EXERCISE
Give back the full data, retyped precisely.

(Items from an interface collection)
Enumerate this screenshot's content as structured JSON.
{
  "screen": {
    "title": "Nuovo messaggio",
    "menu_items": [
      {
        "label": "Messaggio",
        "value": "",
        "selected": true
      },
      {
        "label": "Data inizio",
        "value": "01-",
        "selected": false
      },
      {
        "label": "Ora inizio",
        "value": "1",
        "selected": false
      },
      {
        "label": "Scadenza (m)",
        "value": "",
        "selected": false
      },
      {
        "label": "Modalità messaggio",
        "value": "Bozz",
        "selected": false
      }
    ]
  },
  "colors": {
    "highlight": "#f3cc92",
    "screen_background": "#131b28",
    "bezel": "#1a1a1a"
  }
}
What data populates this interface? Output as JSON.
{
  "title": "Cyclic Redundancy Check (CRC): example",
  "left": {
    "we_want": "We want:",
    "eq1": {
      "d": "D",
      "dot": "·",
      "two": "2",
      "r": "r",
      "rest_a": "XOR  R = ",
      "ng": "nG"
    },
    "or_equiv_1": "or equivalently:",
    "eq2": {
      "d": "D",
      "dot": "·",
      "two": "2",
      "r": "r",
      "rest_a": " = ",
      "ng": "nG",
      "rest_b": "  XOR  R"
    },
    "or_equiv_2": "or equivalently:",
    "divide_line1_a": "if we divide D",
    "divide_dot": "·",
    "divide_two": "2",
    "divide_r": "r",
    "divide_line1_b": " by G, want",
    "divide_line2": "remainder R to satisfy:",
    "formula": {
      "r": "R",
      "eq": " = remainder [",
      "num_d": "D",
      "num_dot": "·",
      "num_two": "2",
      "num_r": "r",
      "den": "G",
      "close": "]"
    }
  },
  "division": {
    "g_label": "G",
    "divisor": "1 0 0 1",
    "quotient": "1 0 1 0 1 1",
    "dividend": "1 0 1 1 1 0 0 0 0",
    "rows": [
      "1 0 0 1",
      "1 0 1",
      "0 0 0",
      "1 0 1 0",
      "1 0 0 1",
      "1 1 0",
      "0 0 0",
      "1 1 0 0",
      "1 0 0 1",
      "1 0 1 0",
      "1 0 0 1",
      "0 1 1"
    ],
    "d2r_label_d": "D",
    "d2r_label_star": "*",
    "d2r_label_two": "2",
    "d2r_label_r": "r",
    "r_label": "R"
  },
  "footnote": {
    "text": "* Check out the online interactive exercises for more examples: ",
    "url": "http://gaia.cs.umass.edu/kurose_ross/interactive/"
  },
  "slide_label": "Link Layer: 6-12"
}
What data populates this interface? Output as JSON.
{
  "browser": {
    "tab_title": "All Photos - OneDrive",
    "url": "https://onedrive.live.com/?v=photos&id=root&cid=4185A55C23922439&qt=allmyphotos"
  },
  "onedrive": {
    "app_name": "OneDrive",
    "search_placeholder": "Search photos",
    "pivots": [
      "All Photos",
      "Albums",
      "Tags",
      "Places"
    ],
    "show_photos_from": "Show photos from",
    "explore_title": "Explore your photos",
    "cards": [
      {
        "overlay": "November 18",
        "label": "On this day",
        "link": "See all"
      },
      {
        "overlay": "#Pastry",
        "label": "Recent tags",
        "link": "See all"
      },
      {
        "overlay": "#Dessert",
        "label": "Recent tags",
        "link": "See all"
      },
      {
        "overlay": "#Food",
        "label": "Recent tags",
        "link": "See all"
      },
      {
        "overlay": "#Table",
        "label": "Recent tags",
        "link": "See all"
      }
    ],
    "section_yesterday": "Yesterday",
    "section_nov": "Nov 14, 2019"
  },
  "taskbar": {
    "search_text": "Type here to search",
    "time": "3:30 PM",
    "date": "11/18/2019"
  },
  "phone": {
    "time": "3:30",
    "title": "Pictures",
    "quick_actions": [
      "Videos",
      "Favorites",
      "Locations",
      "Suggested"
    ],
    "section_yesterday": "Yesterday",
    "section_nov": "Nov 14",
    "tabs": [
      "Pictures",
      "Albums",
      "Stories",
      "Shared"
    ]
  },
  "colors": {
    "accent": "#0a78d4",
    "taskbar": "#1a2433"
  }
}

EXERCISE SOLUTION
Enumerate this screenshot's content as structured JSON.
{
  "screen": {
    "title": "Nuovo messaggio",
    "menu_items": [
      {
        "label": "Messaggio",
        "value": "",
        "selected": true
      },
      {
        "label": "Data inizio",
        "value": "01-",
        "selected": false
      },
      {
        "label": "Ora inizio",
        "value": "1",
        "selected": false
      },
      {
        "label": "Scadenza (m)",
        "value": "",
        "selected": false
      },
      {
        "label": "Modalità messaggio",
        "value": "Bozz",
        "selected": false
      }
    ]
  },
  "colors": {
    "highlight": "#f3cc92",
    "screen_background": "#131b28",
    "bezel": "#1a1a1a"
  }
}
What data populates this interface? Output as JSON.
{
  "title": "Cyclic Redundancy Check (CRC): example",
  "left": {
    "we_want": "We want:",
    "eq1": {
      "d": "D",
      "dot": "·",
      "two": "2",
      "r": "r",
      "rest_a": "XOR  R = ",
      "ng": "nG"
    },
    "or_equiv_1": "or equivalently:",
    "eq2": {
      "d": "D",
      "dot": "·",
      "two": "2",
      "r": "r",
      "rest_a": " = ",
      "ng": "nG",
      "rest_b": "  XOR  R"
    },
    "or_equiv_2": "or equivalently:",
    "divide_line1_a": "if we divide D",
    "divide_dot": "·",
    "divide_two": "2",
    "divide_r": "r",
    "divide_line1_b": " by G, want",
    "divide_line2": "remainder R to satisfy:",
    "formula": {
      "r": "R",
      "eq": " = remainder [",
      "num_d": "D",
      "num_dot": "·",
      "num_two": "2",
      "num_r": "r",
      "den": "G",
      "close": "]"
    }
  },
  "division": {
    "g_label": "G",
    "divisor": "1 0 0 1",
    "quotient": "1 0 1 0 1 1",
    "dividend": "1 0 1 1 1 0 0 0 0",
    "rows": [
      "1 0 0 1",
      "1 0 1",
      "0 0 0",
      "1 0 1 0",
      "1 0 0 1",
      "1 1 0",
      "0 0 0",
      "1 1 0 0",
      "1 0 0 1",
      "1 0 1 0",
      "1 0 0 1",
      "0 1 1"
    ],
    "d2r_label_d": "D",
    "d2r_label_star": "*",
    "d2r_label_two": "2",
    "d2r_label_r": "r",
    "r_label": "R"
  },
  "footnote": {
    "text": "* Check out the online interactive exercises for more examples: ",
    "url": "http://gaia.cs.umass.edu/kurose_ross/interactive/"
  },
  "slide_label": "Link Layer: 6-12"
}
What data populates this interface? Output as JSON.
{
  "browser": {
    "tab_title": "All Photos - OneDrive",
    "url": "https://onedrive.live.com/?v=photos&id=root&cid=4185A55C23922439&qt=allmyphotos"
  },
  "onedrive": {
    "app_name": "OneDrive",
    "search_placeholder": "Search photos",
    "pivots": [
      "All Photos",
      "Albums",
      "Tags",
      "Places"
    ],
    "show_photos_from": "Show photos from",
    "explore_title": "Explore your photos",
    "cards": [
      {
        "overlay": "November 18",
        "label": "On this day",
        "link": "See all"
      },
      {
        "overlay": "#Pastry",
        "label": "Recent tags",
        "link": "See all"
      },
      {
        "overlay": "#Dessert",
        "label": "Recent tags",
        "link": "See all"
      },
      {
        "overlay": "#Food",
        "label": "Recent tags",
        "link": "See all"
      },
      {
        "overlay": "#Table",
        "label": "Recent tags",
        "link": "See all"
      }
    ],
    "section_yesterday": "Yesterday",
    "section_nov": "Nov 14, 2019"
  },
  "taskbar": {
    "search_text": "Type here to search",
    "time": "3:30 PM",
    "date": "11/18/2019"
  },
  "phone": {
    "time": "3:30",
    "title": "Pictures",
    "quick_actions": [
      "Videos",
      "Favorites",
      "Locations",
      "Suggested"
    ],
    "section_yesterday": "Yesterday",
    "section_nov": "Nov 14",
    "tabs": [
      "Pictures",
      "Albums",
      "Stories",
      "Shared"
    ]
  },
  "colors": {
    "accent": "#0a78d4",
    "taskbar": "#1a2433"
  }
}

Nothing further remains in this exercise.